Shift workers are at higher risk for injuries, accidents, and absenteeism, but simple work schedule changes can improve the health of these employees, according to a new review of 26 studies of shift workers, including autoworkers, nurses, and chemical plant employees.1

Two interventions were shown to have a positive impact: rotating workers through shift changes more quickly — every 3-4 days instead of every seven days — and giving employees more control over their schedules.

Companies are very resistant to addressing the needs of shift workers, according to Alec J. Davidson, PhD, an assistant professor with the Neuroscience Institute at Morehouse School of Medicine in Atlanta. "I think that the issue is underappreciated," says Davidson. Animal research from Davidson's lab and others is revealing that, independent of any other factors associated with shift work, altered lighting environments that induce chronic jet-lag, which is similar to rotating shift work, have significant health costs.

"It appears that these schedules tend to increase the risks of a number of pathologies, including cancers, and the risks associated with environmental toxin exposure," he says.

Unfortunately, Davidson says it may be too early to propose changes to specific lifestyles or work schedules just yet, as a better understanding of specific risk factors is needed. Until then, he advises encouraging shift workers to lead otherwise healthy lifestyles including healthy eating and weight management, frequent exercise, avoidance of tobacco or excessive alcohol usage, and getting plenty of sleep.

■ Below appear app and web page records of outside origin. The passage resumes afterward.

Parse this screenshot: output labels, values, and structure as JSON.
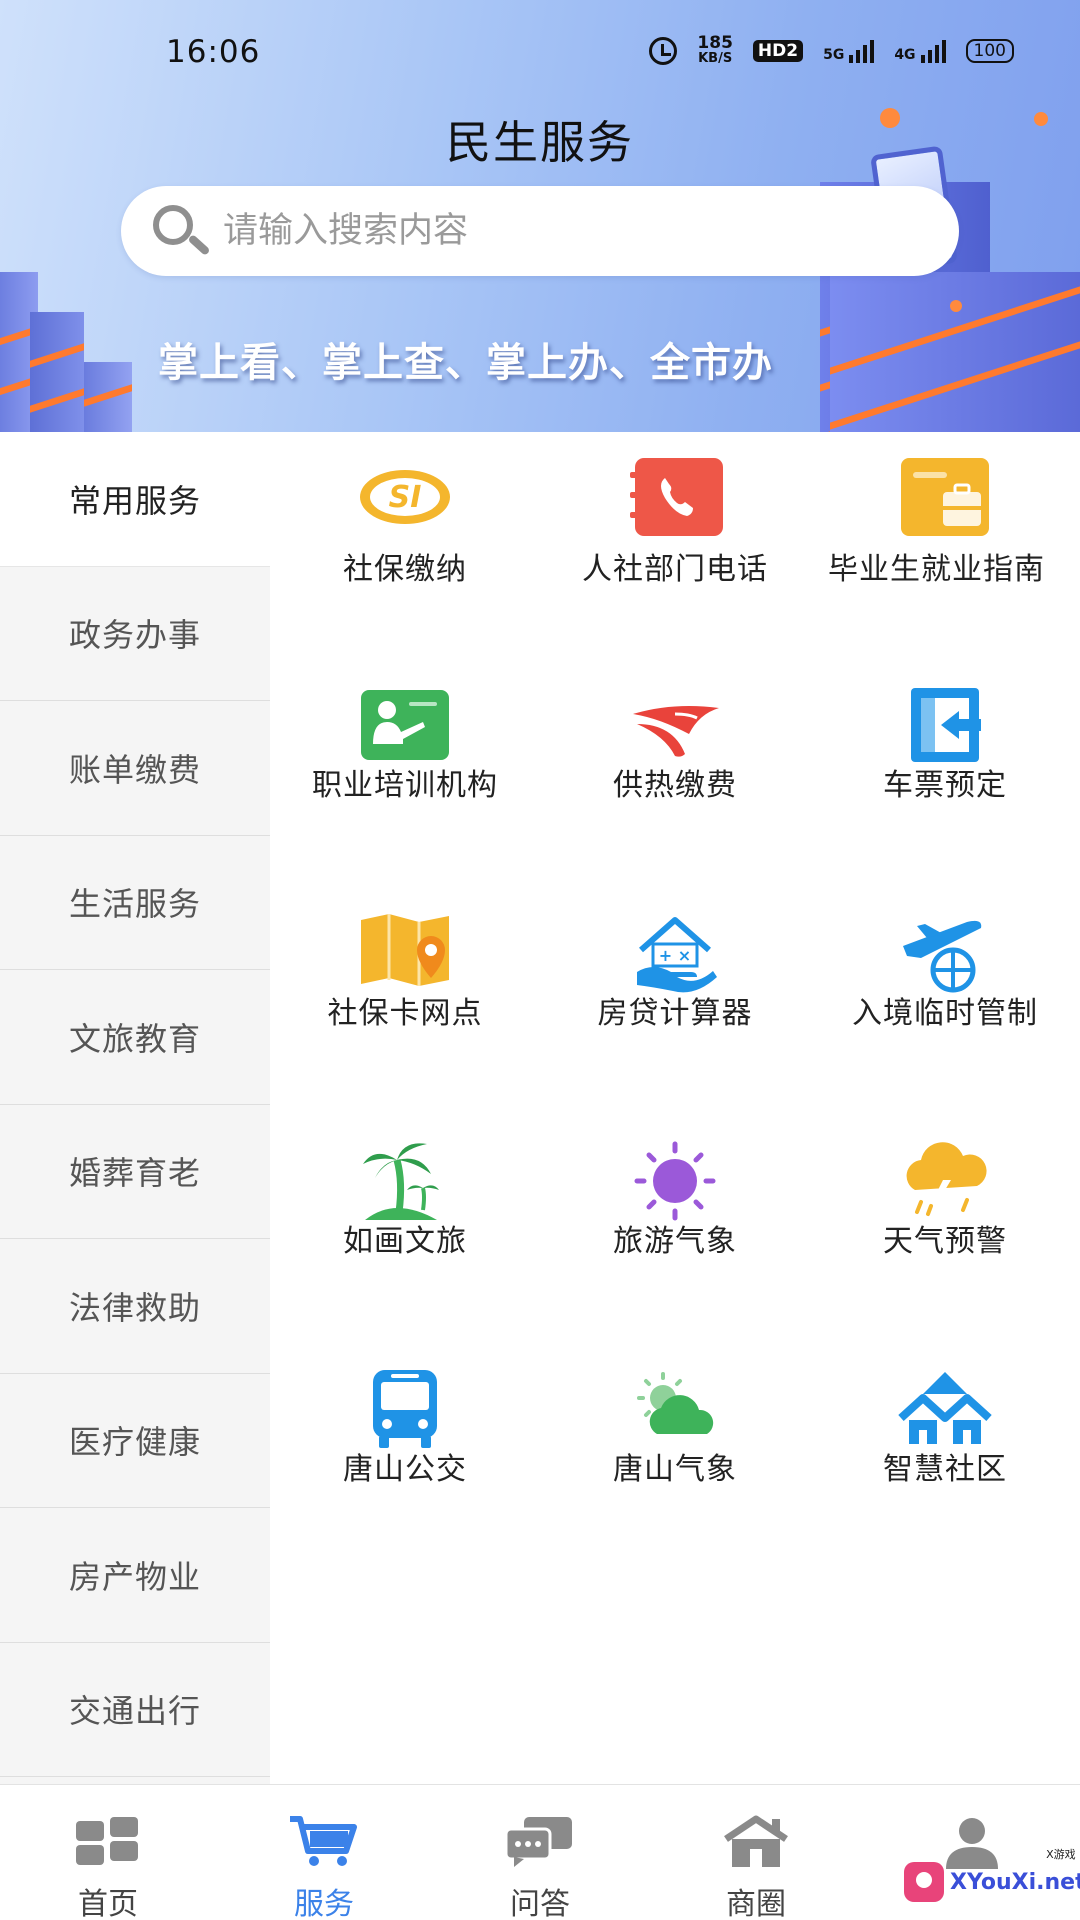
{
  "status_bar": {
    "time": "16:06",
    "speed_value": "185",
    "speed_unit": "KB/S",
    "hd_label": "HD2",
    "net1": "5G",
    "net2": "4G",
    "battery": "100"
  },
  "header": {
    "title": "民生服务",
    "search_placeholder": "请输入搜索内容",
    "slogan": "掌上看、掌上查、掌上办、全市办"
  },
  "sidebar": {
    "items": [
      {
        "label": "常用服务",
        "active": true
      },
      {
        "label": "政务办事"
      },
      {
        "label": "账单缴费"
      },
      {
        "label": "生活服务"
      },
      {
        "label": "文旅教育"
      },
      {
        "label": "婚葬育老"
      },
      {
        "label": "法律救助"
      },
      {
        "label": "医疗健康"
      },
      {
        "label": "房产物业"
      },
      {
        "label": "交通出行"
      }
    ]
  },
  "services": [
    {
      "label": "社保缴纳",
      "icon": "social-security-icon"
    },
    {
      "label": "人社部门电话",
      "icon": "phone-book-icon"
    },
    {
      "label": "毕业生就业指南",
      "icon": "briefcase-icon"
    },
    {
      "label": "职业培训机构",
      "icon": "training-icon"
    },
    {
      "label": "供热缴费",
      "icon": "heating-icon"
    },
    {
      "label": "车票预定",
      "icon": "ticket-icon"
    },
    {
      "label": "社保卡网点",
      "icon": "map-pin-icon"
    },
    {
      "label": "房贷计算器",
      "icon": "mortgage-calculator-icon"
    },
    {
      "label": "入境临时管制",
      "icon": "airplane-icon"
    },
    {
      "label": "如画文旅",
      "icon": "palm-tree-icon"
    },
    {
      "label": "旅游气象",
      "icon": "sun-icon"
    },
    {
      "label": "天气预警",
      "icon": "storm-cloud-icon"
    },
    {
      "label": "唐山公交",
      "icon": "bus-icon"
    },
    {
      "label": "唐山气象",
      "icon": "partly-cloudy-icon"
    },
    {
      "label": "智慧社区",
      "icon": "community-icon"
    }
  ],
  "tabbar": {
    "items": [
      {
        "label": "首页",
        "icon": "home-grid-icon"
      },
      {
        "label": "服务",
        "icon": "cart-icon",
        "active": true
      },
      {
        "label": "问答",
        "icon": "chat-icon"
      },
      {
        "label": "商圈",
        "icon": "shop-icon"
      },
      {
        "label": "",
        "icon": "user-icon"
      }
    ]
  },
  "watermark": {
    "text": "XYouXi.net",
    "sub": "X游戏"
  },
  "colors": {
    "accent": "#3b82e9",
    "sidebar_bg": "#f5f5f5",
    "banner": "#8fb0f1"
  }
}
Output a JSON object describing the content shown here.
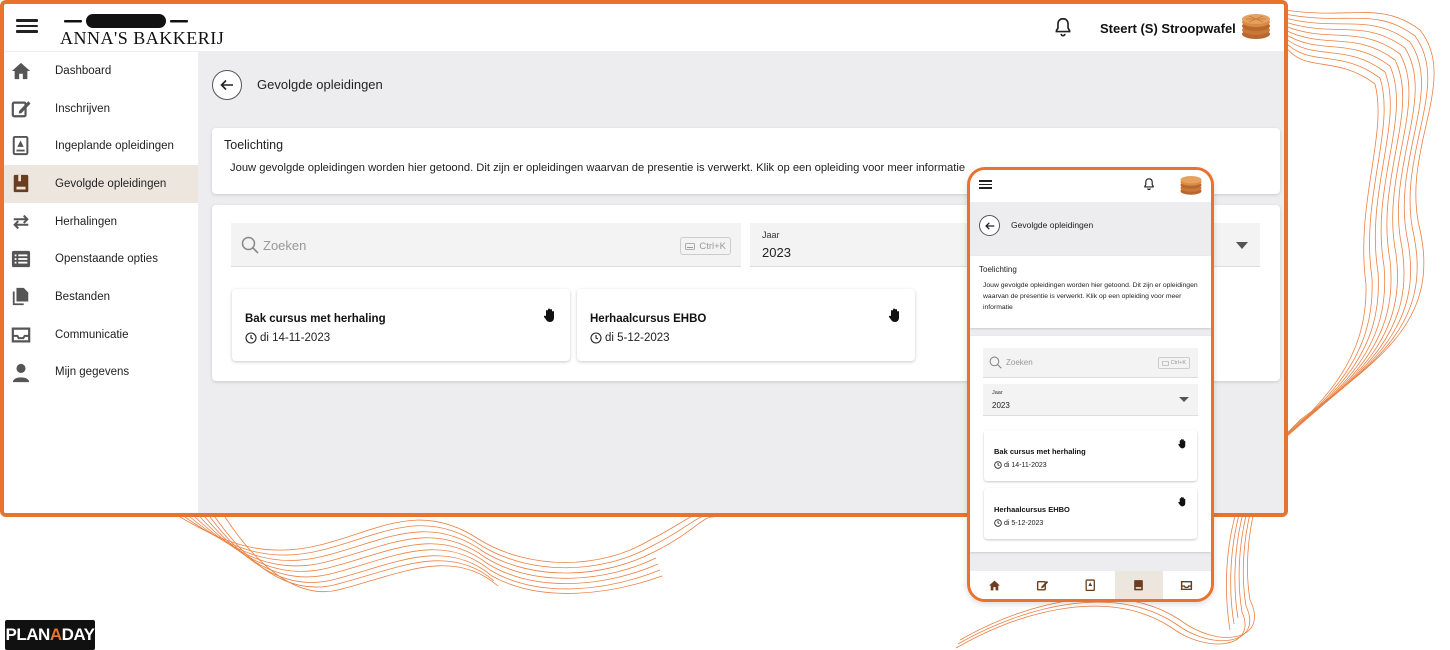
{
  "brand": {
    "logo_text": "ANNA'S BAKKERIJ",
    "accent_color": "#e8732f",
    "footer_logo": {
      "part1": "PLAN",
      "accent": "A",
      "part2": "DAY"
    }
  },
  "header": {
    "user_name": "Steert (S) Stroopwafel"
  },
  "sidebar": {
    "items": [
      {
        "label": "Dashboard",
        "icon": "home-icon"
      },
      {
        "label": "Inschrijven",
        "icon": "edit-icon"
      },
      {
        "label": "Ingeplande opleidingen",
        "icon": "calendar-book-icon"
      },
      {
        "label": "Gevolgde opleidingen",
        "icon": "book-icon",
        "active": true
      },
      {
        "label": "Herhalingen",
        "icon": "repeat-icon"
      },
      {
        "label": "Openstaande opties",
        "icon": "list-icon"
      },
      {
        "label": "Bestanden",
        "icon": "files-icon"
      },
      {
        "label": "Communicatie",
        "icon": "inbox-icon"
      },
      {
        "label": "Mijn gegevens",
        "icon": "person-icon"
      }
    ]
  },
  "page": {
    "title": "Gevolgde opleidingen",
    "explanation_title": "Toelichting",
    "explanation_text": "Jouw gevolgde opleidingen worden hier getoond. Dit zijn er opleidingen waarvan de presentie is verwerkt. Klik op een opleiding voor meer informatie",
    "search_placeholder": "Zoeken",
    "search_shortcut": "Ctrl+K",
    "year_label": "Jaar",
    "year_value": "2023"
  },
  "courses": [
    {
      "title": "Bak cursus met herhaling",
      "date": "di 14-11-2023"
    },
    {
      "title": "Herhaalcursus EHBO",
      "date": "di 5-12-2023"
    }
  ]
}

  1. Bambra C, Petticrew M, Whitehead M, et al. Shifting schedules: the health effects of reorganising shift work. Amer J Prev Med 2008: 34:427-434.